There are many different methods of preparing a PRP product, however all techniques use centrifugation. The type of centrifuge and the speed at which the centrifuge runs varies from one PRP producer to the next. The PRP product that various companies produce varies widely in the concentration and cell types that are found in a PRP product.

The problem PRP producers face is that current scientific literature has no good definition as to what constitutes a PRP.  Thus, while one article may show significant positive effects from PRP the next may show that PRP is no better than a placebo. It is important to note that this problem stems largely from disparities in quality between the various companies that produce PRP products, not from lack of efficacy of PRP therapy.  Later in this section we will explain the science behind what constitutes an effective PRP product.

The amount of blood needed to produce a PRP depends upon the joint or tendon requiring treatment and the type of system used. Some systems require up to 60 cc's (about 2 ounces) while others require about 10cc's. The amount of centrifugation time varies from one company to the next. Much variation exists in PRP products produced by various companies in terms of different concentration of platelets, red blood cells, white blood cells and other types of cells.

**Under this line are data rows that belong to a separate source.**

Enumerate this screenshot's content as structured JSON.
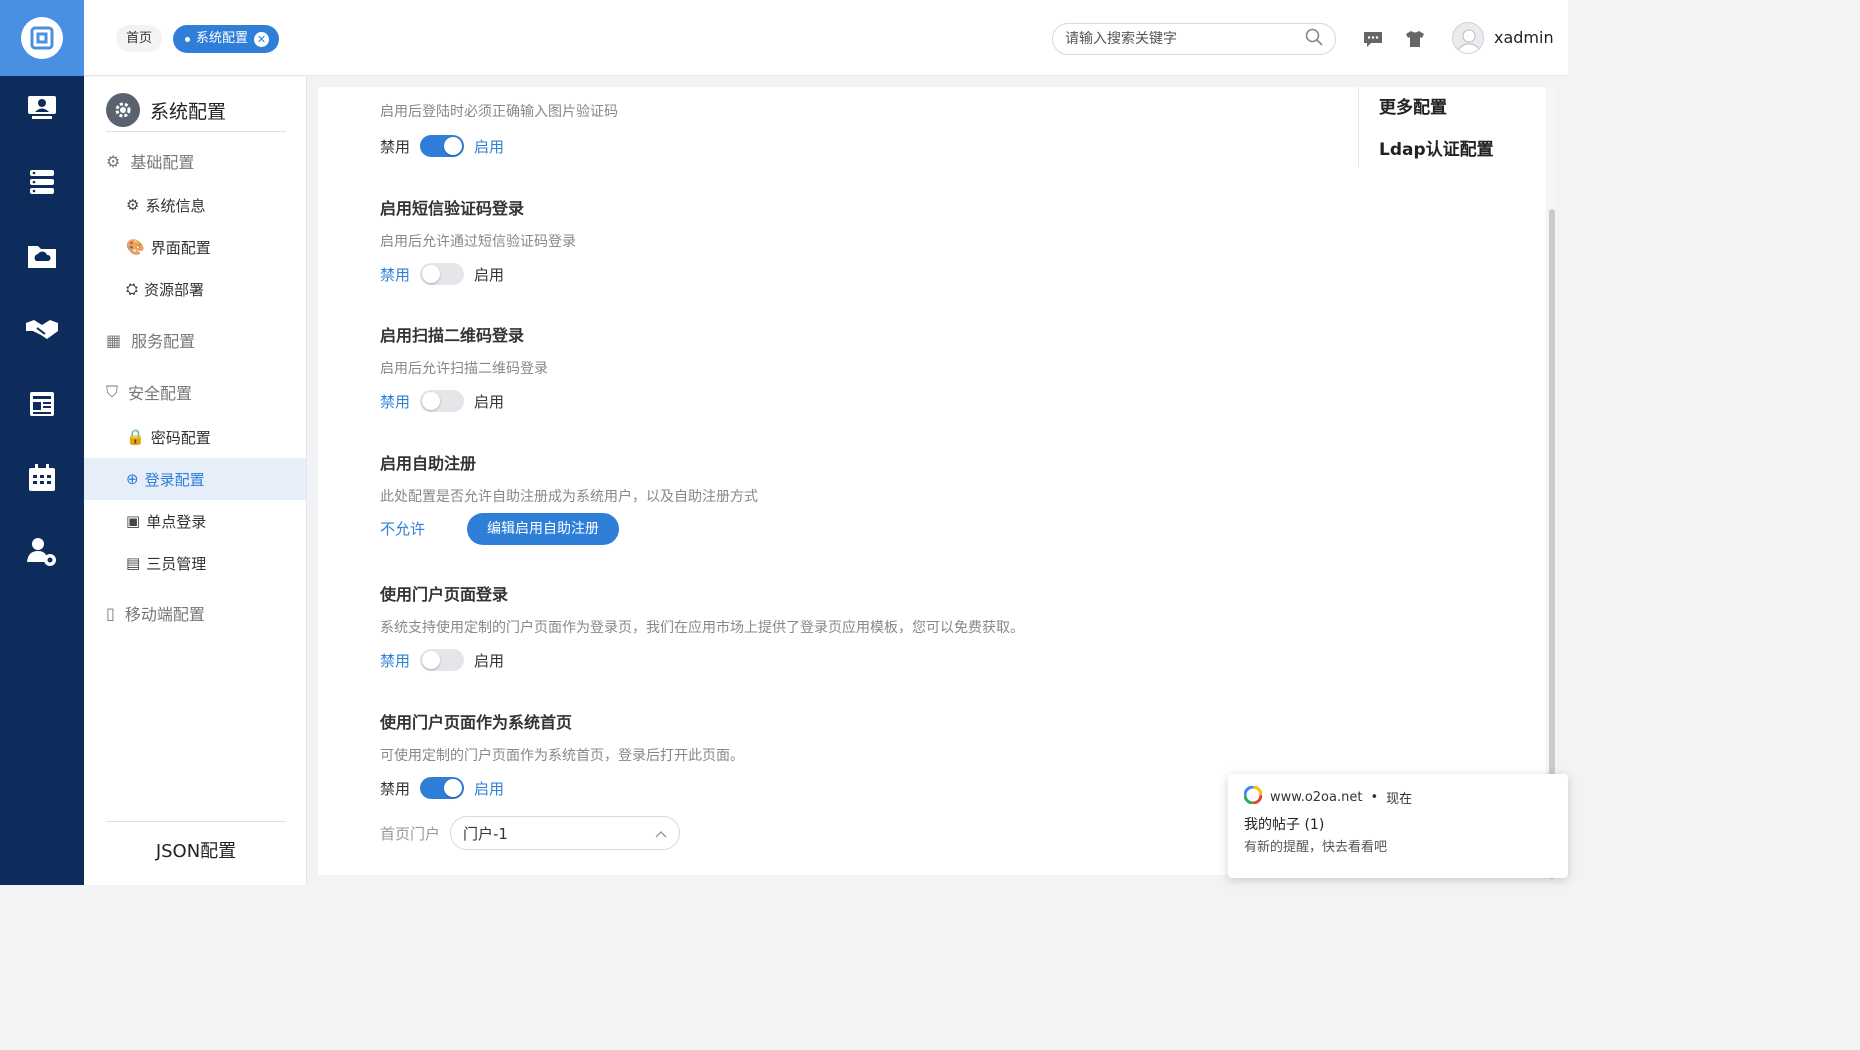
{
  "header": {
    "tabs": [
      {
        "label": "首页"
      },
      {
        "label": "系统配置"
      }
    ],
    "search_placeholder": "请输入搜索关键字",
    "username": "xadmin"
  },
  "rail_icons": [
    "logo-icon",
    "user-desk-icon",
    "server-icon",
    "cloud-folder-icon",
    "handshake-icon",
    "news-icon",
    "calendar-icon",
    "user-settings-icon"
  ],
  "subnav": {
    "title": "系统配置",
    "groups": {
      "basic": "基础配置",
      "service": "服务配置",
      "security": "安全配置",
      "mobile": "移动端配置"
    },
    "items": {
      "system_info": "系统信息",
      "ui_config": "界面配置",
      "resource_deploy": "资源部署",
      "password_config": "密码配置",
      "login_config": "登录配置",
      "sso": "单点登录",
      "three_admin": "三员管理"
    },
    "json_config": "JSON配置"
  },
  "main": {
    "captcha": {
      "desc": "启用后登陆时必须正确输入图片验证码",
      "off": "禁用",
      "on": "启用",
      "enabled": true
    },
    "sms": {
      "title": "启用短信验证码登录",
      "desc": "启用后允许通过短信验证码登录",
      "off": "禁用",
      "on": "启用",
      "enabled": false
    },
    "qrcode": {
      "title": "启用扫描二维码登录",
      "desc": "启用后允许扫描二维码登录",
      "off": "禁用",
      "on": "启用",
      "enabled": false
    },
    "self_register": {
      "title": "启用自助注册",
      "desc": "此处配置是否允许自助注册成为系统用户，以及自助注册方式",
      "status": "不允许",
      "button": "编辑启用自助注册"
    },
    "portal_login": {
      "title": "使用门户页面登录",
      "desc": "系统支持使用定制的门户页面作为登录页，我们在应用市场上提供了登录页应用模板，您可以免费获取。",
      "off": "禁用",
      "on": "启用",
      "enabled": false
    },
    "portal_home": {
      "title": "使用门户页面作为系统首页",
      "desc": "可使用定制的门户页面作为系统首页，登录后打开此页面。",
      "off": "禁用",
      "on": "启用",
      "enabled": true,
      "select_label": "首页门户",
      "select_value": "门户-1"
    },
    "anchors": [
      "更多配置",
      "Ldap认证配置"
    ]
  },
  "notification": {
    "site": "www.o2oa.net",
    "time": "现在",
    "title": "我的帖子 (1)",
    "body": "有新的提醒，快去看看吧"
  },
  "colors": {
    "rail": "#0d2c5c",
    "accent": "#2f7fd8",
    "logo_bg": "#4a90e2"
  }
}
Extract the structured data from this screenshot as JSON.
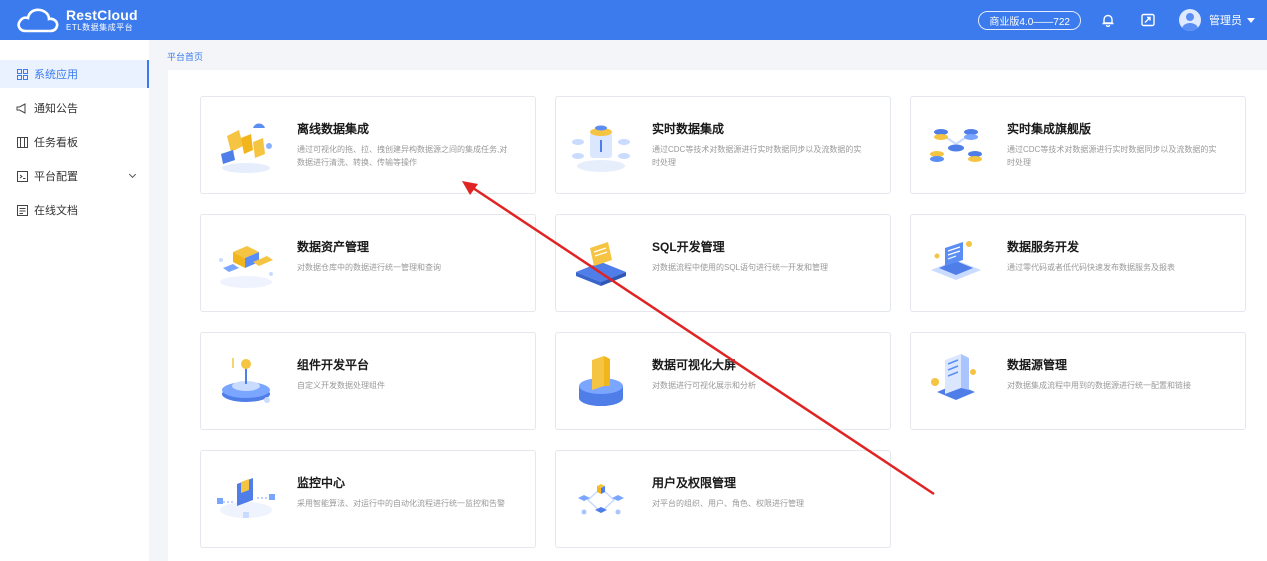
{
  "header": {
    "logo_title": "RestCloud",
    "logo_subtitle": "ETL数据集成平台",
    "version": "商业版4.0——722",
    "user_name": "管理员"
  },
  "sidebar": {
    "items": [
      {
        "label": "系统应用",
        "icon": "grid-icon",
        "active": true
      },
      {
        "label": "通知公告",
        "icon": "megaphone-icon",
        "active": false
      },
      {
        "label": "任务看板",
        "icon": "board-icon",
        "active": false
      },
      {
        "label": "平台配置",
        "icon": "config-icon",
        "active": false,
        "expandable": true
      },
      {
        "label": "在线文档",
        "icon": "document-icon",
        "active": false
      }
    ]
  },
  "breadcrumb": "平台首页",
  "cards": [
    {
      "title": "离线数据集成",
      "desc": "通过可视化的拖、拉、拽创建异构数据源之间的集成任务,对数据进行清洗、转换、传输等操作"
    },
    {
      "title": "实时数据集成",
      "desc": "通过CDC等技术对数据源进行实时数据同步以及流数据的实时处理"
    },
    {
      "title": "实时集成旗舰版",
      "desc": "通过CDC等技术对数据源进行实时数据同步以及流数据的实时处理"
    },
    {
      "title": "数据资产管理",
      "desc": "对数据仓库中的数据进行统一管理和查询"
    },
    {
      "title": "SQL开发管理",
      "desc": "对数据流程中使用的SQL语句进行统一开发和管理"
    },
    {
      "title": "数据服务开发",
      "desc": "通过零代码或者低代码快速发布数据服务及报表"
    },
    {
      "title": "组件开发平台",
      "desc": "自定义开发数据处理组件"
    },
    {
      "title": "数据可视化大屏",
      "desc": "对数据进行可视化展示和分析"
    },
    {
      "title": "数据源管理",
      "desc": "对数据集成流程中用到的数据源进行统一配置和链接"
    },
    {
      "title": "监控中心",
      "desc": "采用智能算法、对运行中的自动化流程进行统一监控和告警"
    },
    {
      "title": "用户及权限管理",
      "desc": "对平台的组织、用户、角色、权限进行管理"
    }
  ],
  "colors": {
    "brand": "#3b7bed",
    "annotation_arrow": "#e02424"
  }
}
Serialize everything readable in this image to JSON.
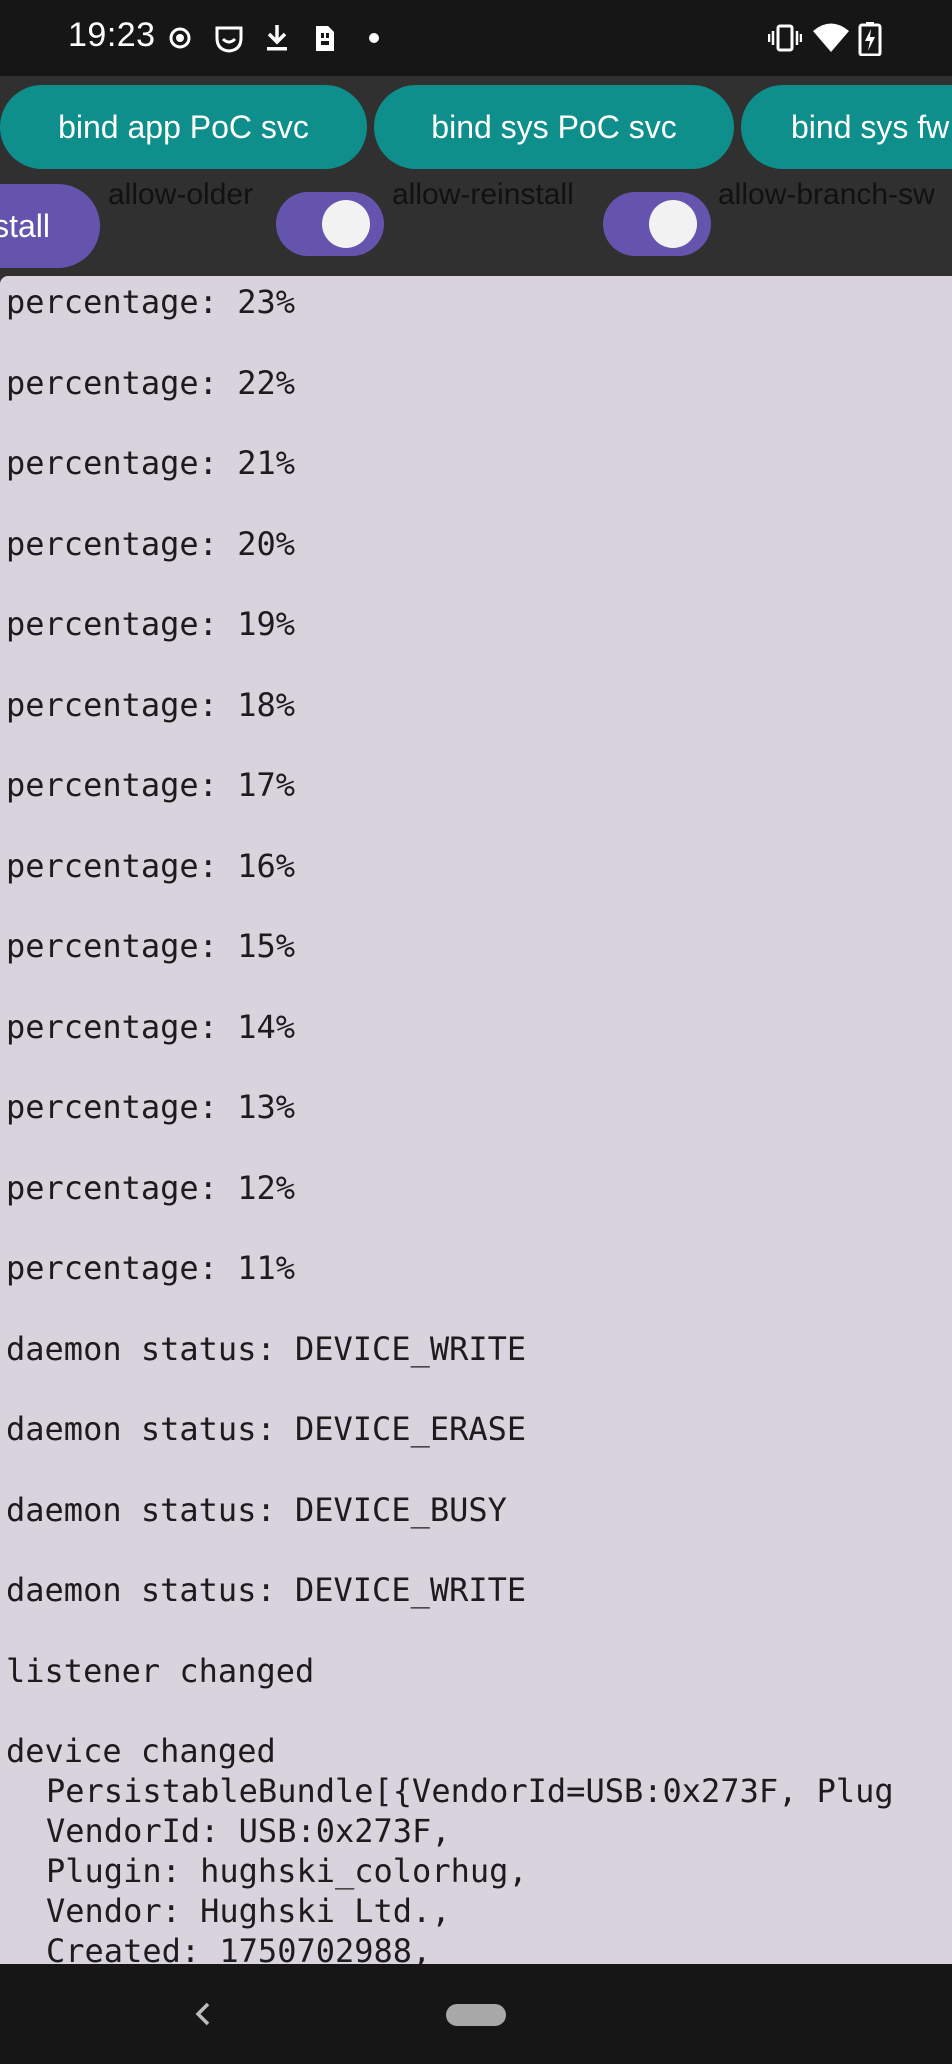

These concentrations can make a difference between success and failure of a PRP injection. While clotting agents such as thrombin have been used in the past to “activate” the platelets to release their growth factors, we do not employ any clotting agents with our PRP. It is not necessary and could actually be detrimental, since using a clotting agent releases the growth factors all at once rather than through a prolonged release.

PRP Procedures

The methods utilized to inject the PRP product depend on the area being treated.  For certain joints, such as the hip, we utilize fluoroscopy, which is a "living X-ray."  In other instances we utilize ultrasound guidance or simply give the injection into a joint.

The aftercare for most PRP injections is relatively simple—we allow the patient to resume activity at their own pace.  We will typically restrict the use of non-steroidal anti-inflammatory drugs (NSAIDs) for a day or two.  After a PRP injection we utilize a variety of techniques to help maximize stem cell output from the bone marrow, including various supplements and avoidance of smoking and alcohol intake, both of which diminish stem cell output.

We typically perform two PRP injections into an area, usually spaced four to six weeks apart. Occasionally, a third PRP injection is needed.  PRP injections are replacing traditional orthopedic surgery in many instances for conditions ranging from soft tissue injuries (tendonitis, muscle tears, ligamentous injuries) to various joint afflictions, such as a torn meniscus or mild to moderate arthritis of the joint.

The pain from the process typically will last a few days, occasionally longer, and some patients have more severe or sporadic pain than others. We strongly encourage viewers to continue reading this section to learn more about the science of PRP injection.  If you are considering having a PRP procedure done, you owe it to yourself to have a better understanding of the science.